Of his rather unromantic outlook on life, Hardy once said, ""Pessimism is, in. Thomas Hardy was influenced by this idea. His portrayal of his character’s failure to adapt themselves to changing circumstances shows that they are not capable of handling the situations of their lives and as a result, they suffer.

This is a clear evidence of the influence of the theory of Charles Darwin upon Thomas Hardy. Thomas Hardy was born on 2 June in Higher Bockhampton (then Upper Bockhampton), a hamlet in the parish of Stinsford to the east of Dorchester in Dorset, England, where his father Thomas (–) worked as a stonemason and local builder, and married his mother Jemima (née Hand; –) in Beaminster, towards the end of Jemima was well-read, and she educated Thomas Alma mater: King's College London.

The Role of Social Class in Thomas Hardy's Writing The works of Thomas Hardy reflect the ideas of a man who was clearly obsessed with the issue of social class throughout his literary career.

From his first novel, The Poor Man and the Lady (the very title of which indicates class differentiation), to his final work, Jude the Obscure, class.

Thomas Hardy, whose books include Tess of the d'Urbervilles and Jude the Obscure, was one of the most influentual novelists and poets of England's Victorian era.
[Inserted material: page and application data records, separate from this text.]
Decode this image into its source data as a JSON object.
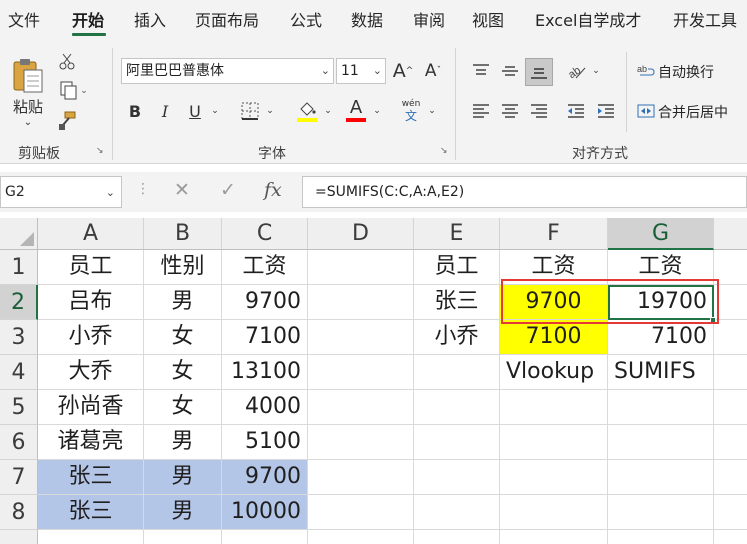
{
  "menu": {
    "tabs": [
      "文件",
      "开始",
      "插入",
      "页面布局",
      "公式",
      "数据",
      "审阅",
      "视图",
      "Excel自学成才",
      "开发工具"
    ],
    "active": "开始"
  },
  "ribbon": {
    "clipboard": {
      "paste_label": "粘贴",
      "group_label": "剪贴板"
    },
    "font": {
      "font_name": "阿里巴巴普惠体",
      "font_size": "11",
      "grow": "A",
      "shrink": "A",
      "bold": "B",
      "italic": "I",
      "underline": "U",
      "font_color_glyph": "A",
      "phonetic_top": "wén",
      "phonetic_bottom": "文",
      "group_label": "字体",
      "fill_color": "#ffff00",
      "font_color": "#ff0000"
    },
    "alignment": {
      "wrap_text": "自动换行",
      "merge_center": "合并后居中",
      "group_label": "对齐方式"
    }
  },
  "formula_bar": {
    "name_box": "G2",
    "fx": "fx",
    "formula": "=SUMIFS(C:C,A:A,E2)"
  },
  "sheet": {
    "columns": [
      "A",
      "B",
      "C",
      "D",
      "E",
      "F",
      "G"
    ],
    "rows": [
      "1",
      "2",
      "3",
      "4",
      "5",
      "6",
      "7",
      "8"
    ],
    "cells": {
      "A1": "员工",
      "B1": "性别",
      "C1": "工资",
      "E1": "员工",
      "F1": "工资",
      "G1": "工资",
      "A2": "吕布",
      "B2": "男",
      "C2": "9700",
      "E2": "张三",
      "F2": "9700",
      "G2": "19700",
      "A3": "小乔",
      "B3": "女",
      "C3": "7100",
      "E3": "小乔",
      "F3": "7100",
      "G3": "7100",
      "A4": "大乔",
      "B4": "女",
      "C4": "13100",
      "F4": "Vlookup",
      "G4": "SUMIFS",
      "A5": "孙尚香",
      "B5": "女",
      "C5": "4000",
      "A6": "诸葛亮",
      "B6": "男",
      "C6": "5100",
      "A7": "张三",
      "B7": "男",
      "C7": "9700",
      "A8": "张三",
      "B8": "男",
      "C8": "10000"
    },
    "active_cell": "G2",
    "highlight_yellow": "#ffff00",
    "highlight_blue": "#b4c6e7",
    "annotation_box_color": "#e53935"
  }
}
He died on Janu - The Academy of American Poets is the largest membership-based nonprofit organization fostering an appreciation for contemporary poetry and supporting.

The Return of the Native was a radical departure for Thomas Hardy, ushering in his tragic literary vision of the world. Though set in a small space (Egdon Heath in the fictional county of Wessex) and short time (a year and a day), the novel addresses the broad social and intellectual upheavals of the Victorian age.

Themes are the fundamental and often universal ideas explored in a literary work. The Injustice of Existence. Unfairness dominates the lives of Tess and her family to such an extent that it begins to seem like a general aspect of human existence in Tess of the d’Urbervilles.

Tess does not mean to kill Prince, but she is punished anyway, just as she is unfairly punished for her own rape by Alec. The Thomas Hardy Society Journals. The Thomas Hardy Society currently publishes three journals each year. Members of the Society receive print copies and/or electronic access, depending on their membership l contents are also published in digital format on ProQuest Literature Online.

Great deals on Thomas Hardy Antiquarian & Collectible Books. Get cozy and expand your home library with a large online selection of books at Fast & Free shipping on many items!Missing: social ideas.Born in Dorset, England, Thomas Hardy (–) was an English novelist and poet whose criticism of the strict moral codes of Victorian society is best exemplified in his most celebrated novels: Far from the Madding Crowd, The Mayor of Casterbridge, and Tess of the d’Urbervilles.

Though schooled in London and celebrated as a prize-winning architect, the young Hardy never felt at home in /5(K).Thomas Hardy - Thomas Hardy - Late novels: The closing phase of Hardy’s career in fiction was marked by the publication of Tess of the d’Urbervilles () and Jude the Obscure (), which are generally considered his finest novels.

Though Tess is the most richly “poetic” of Hardy’s novels, and Jude the most bleakly written, both books offer deeply sympathetic representations of Missing: social ideas.